The Gordon and Betty Moore Foundation, in collaboration with Society for Science & the Public (SSP) announced the launch of a new competition focused on creating the equivalent of the chemistry set for the 21st Century.
The Science, Play and Research Kit competition, or SPARK, challenges participants to generate a new set of experiences and activities that encourage imagination and interest in science, bringing the spirit of the classic chemistry set to today’s children.
The competition is searching for entrants from all walks of life and encourages anyone interested in sparking children’s curiosity, from elementary school teachers to tenured professors and digital developers to graduate students, to enter. SPARK focuses on science beyond chemistry, seeking ideas for new tools that tap into the spirit of the classic chemistry set and encourage children to wonder how and why the world works. Entries in all fields of science are encouraged.
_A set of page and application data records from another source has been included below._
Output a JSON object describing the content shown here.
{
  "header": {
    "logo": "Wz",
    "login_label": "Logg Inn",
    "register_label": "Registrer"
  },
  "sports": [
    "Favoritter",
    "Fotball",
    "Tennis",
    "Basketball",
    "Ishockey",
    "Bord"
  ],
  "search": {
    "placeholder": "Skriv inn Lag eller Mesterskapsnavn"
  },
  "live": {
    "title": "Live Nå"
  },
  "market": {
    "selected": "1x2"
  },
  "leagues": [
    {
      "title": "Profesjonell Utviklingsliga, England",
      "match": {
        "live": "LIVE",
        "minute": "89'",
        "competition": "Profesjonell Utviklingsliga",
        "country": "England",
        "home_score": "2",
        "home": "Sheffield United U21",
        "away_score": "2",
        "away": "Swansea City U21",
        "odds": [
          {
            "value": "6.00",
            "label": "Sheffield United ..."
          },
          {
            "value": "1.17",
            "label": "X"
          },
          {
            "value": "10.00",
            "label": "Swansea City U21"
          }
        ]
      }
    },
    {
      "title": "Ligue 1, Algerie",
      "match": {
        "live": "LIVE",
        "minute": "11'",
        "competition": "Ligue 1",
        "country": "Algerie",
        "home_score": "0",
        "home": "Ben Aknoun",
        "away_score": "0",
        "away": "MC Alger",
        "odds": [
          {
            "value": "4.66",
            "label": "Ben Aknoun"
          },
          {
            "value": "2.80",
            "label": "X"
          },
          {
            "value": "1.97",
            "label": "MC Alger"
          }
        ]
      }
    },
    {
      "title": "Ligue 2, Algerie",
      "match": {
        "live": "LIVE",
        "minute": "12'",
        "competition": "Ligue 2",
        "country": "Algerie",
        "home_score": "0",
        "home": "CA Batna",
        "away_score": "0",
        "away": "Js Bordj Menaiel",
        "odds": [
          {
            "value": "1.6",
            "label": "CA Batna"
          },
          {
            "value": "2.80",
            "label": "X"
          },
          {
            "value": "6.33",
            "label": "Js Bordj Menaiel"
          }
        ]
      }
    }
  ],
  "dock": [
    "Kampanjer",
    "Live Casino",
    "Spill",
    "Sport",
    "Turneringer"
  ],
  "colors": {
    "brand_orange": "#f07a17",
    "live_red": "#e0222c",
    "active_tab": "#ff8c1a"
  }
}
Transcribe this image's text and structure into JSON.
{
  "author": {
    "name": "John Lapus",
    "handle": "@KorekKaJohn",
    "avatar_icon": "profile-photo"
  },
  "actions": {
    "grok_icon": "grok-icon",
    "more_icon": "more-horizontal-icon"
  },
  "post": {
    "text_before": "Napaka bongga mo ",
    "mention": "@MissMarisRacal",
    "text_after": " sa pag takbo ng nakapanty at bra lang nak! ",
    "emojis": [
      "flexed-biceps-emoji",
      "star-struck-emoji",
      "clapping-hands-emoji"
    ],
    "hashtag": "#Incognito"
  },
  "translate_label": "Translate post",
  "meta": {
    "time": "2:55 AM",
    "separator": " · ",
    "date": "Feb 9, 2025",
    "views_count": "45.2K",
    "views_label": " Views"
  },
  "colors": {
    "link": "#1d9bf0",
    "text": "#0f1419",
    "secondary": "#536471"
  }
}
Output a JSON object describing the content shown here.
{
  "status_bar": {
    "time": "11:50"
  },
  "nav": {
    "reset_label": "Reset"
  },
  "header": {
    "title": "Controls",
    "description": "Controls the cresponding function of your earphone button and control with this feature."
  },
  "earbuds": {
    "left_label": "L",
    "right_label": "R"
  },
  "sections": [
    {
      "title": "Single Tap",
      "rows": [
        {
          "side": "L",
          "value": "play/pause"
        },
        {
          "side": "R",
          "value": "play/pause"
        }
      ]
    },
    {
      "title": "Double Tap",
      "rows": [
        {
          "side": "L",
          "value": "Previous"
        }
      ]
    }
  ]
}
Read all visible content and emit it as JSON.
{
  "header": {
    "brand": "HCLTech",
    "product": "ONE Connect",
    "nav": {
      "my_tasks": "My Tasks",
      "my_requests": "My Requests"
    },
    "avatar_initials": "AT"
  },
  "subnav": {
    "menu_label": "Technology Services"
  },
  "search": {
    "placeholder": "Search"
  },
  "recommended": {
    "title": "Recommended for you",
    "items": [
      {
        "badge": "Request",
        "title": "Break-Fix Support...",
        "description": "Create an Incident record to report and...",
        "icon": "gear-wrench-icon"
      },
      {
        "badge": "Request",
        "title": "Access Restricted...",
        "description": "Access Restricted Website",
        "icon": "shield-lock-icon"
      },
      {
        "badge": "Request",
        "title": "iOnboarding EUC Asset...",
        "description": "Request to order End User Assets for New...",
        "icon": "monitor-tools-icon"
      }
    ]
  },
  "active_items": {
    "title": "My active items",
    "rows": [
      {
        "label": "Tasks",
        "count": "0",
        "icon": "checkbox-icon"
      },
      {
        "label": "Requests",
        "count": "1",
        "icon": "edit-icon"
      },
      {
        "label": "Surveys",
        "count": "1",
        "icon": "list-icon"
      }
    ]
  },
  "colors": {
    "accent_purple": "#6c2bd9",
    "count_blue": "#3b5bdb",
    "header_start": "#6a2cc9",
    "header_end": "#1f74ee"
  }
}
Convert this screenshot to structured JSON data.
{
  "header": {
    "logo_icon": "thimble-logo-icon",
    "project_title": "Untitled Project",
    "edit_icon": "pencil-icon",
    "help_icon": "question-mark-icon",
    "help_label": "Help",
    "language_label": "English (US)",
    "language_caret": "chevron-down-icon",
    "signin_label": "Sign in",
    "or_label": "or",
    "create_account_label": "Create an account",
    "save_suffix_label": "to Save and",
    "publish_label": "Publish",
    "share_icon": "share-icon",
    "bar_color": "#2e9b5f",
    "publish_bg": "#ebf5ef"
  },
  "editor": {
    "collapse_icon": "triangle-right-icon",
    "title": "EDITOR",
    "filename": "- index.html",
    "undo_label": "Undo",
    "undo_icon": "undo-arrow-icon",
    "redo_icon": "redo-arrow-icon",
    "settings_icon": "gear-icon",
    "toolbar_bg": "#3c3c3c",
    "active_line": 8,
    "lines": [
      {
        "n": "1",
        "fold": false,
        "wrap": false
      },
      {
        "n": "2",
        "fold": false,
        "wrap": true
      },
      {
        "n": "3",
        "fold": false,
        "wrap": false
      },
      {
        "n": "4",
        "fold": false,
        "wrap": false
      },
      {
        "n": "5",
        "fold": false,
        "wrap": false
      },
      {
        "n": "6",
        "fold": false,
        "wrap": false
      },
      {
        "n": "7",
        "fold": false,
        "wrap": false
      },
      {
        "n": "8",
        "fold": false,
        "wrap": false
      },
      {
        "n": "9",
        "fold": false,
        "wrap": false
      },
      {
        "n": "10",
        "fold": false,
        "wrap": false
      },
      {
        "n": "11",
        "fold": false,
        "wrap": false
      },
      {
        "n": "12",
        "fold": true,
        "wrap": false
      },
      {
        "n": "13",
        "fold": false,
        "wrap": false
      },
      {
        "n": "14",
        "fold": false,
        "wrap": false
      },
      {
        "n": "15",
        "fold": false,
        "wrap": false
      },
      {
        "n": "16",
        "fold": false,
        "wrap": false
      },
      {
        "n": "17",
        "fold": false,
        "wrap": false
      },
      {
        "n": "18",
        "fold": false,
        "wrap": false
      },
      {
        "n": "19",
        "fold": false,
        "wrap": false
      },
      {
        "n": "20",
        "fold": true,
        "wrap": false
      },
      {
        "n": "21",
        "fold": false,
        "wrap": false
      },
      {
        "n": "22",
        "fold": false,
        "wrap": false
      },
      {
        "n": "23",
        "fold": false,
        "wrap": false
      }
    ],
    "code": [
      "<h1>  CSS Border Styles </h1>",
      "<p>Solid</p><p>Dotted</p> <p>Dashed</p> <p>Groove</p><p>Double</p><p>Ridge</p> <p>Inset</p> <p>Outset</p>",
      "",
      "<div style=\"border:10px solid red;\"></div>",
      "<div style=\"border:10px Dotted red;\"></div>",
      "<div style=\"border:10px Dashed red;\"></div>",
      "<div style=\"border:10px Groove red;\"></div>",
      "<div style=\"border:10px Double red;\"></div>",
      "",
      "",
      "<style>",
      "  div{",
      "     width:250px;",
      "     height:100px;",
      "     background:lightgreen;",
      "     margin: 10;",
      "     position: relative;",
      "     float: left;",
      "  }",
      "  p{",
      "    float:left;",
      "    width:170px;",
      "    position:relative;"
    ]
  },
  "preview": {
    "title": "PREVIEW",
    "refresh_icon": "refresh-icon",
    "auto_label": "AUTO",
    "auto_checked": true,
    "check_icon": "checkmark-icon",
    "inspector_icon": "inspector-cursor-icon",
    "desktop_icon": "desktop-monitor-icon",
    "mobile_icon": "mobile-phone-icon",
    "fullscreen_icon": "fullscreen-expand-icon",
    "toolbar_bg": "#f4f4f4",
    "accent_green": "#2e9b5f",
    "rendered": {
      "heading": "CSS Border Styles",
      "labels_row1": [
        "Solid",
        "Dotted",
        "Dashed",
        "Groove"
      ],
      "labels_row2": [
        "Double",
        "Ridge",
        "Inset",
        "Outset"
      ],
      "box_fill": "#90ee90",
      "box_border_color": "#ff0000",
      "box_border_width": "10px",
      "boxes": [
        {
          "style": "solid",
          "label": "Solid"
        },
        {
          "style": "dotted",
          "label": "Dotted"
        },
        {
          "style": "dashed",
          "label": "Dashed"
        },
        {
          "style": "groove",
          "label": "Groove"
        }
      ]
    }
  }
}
“Renowned inventors, researchers and innovators – including our co-founder, Gordon Moore –often attribute their early fascination with science to their childhood chemistry sets. More than just toys, these sets often fueled an interest in, a lifelong appreciation for, and a dedication to various fields of science and engineering,” said Steve McCormick, president of the Moore Foundation. “Gordon’s childhood chemistry set ultimately ignited a technology revolution, and new versions of these experiences should kindle the next generation of excited, motivated and science-captivated researchers, explorers and fans.”
The contest, which launches today and will accept submissions through January 7, 2014, is open to all U.S. residents over the age of 18. The top prize for the best science kit prototype is $50,000, with additional prizes given to runners-up and idea submissions.
SPARK encourages participants to submit both prototypes – projects that are operational and demonstrable – and ideations – project ideas that participants have not yet developed but have conceived with enough consideration to be plausible.
Competition details and more information can be found at: www.reimaginechemset.org. An active discussion will be held on Twitter using the hashtag #reimaginetheset.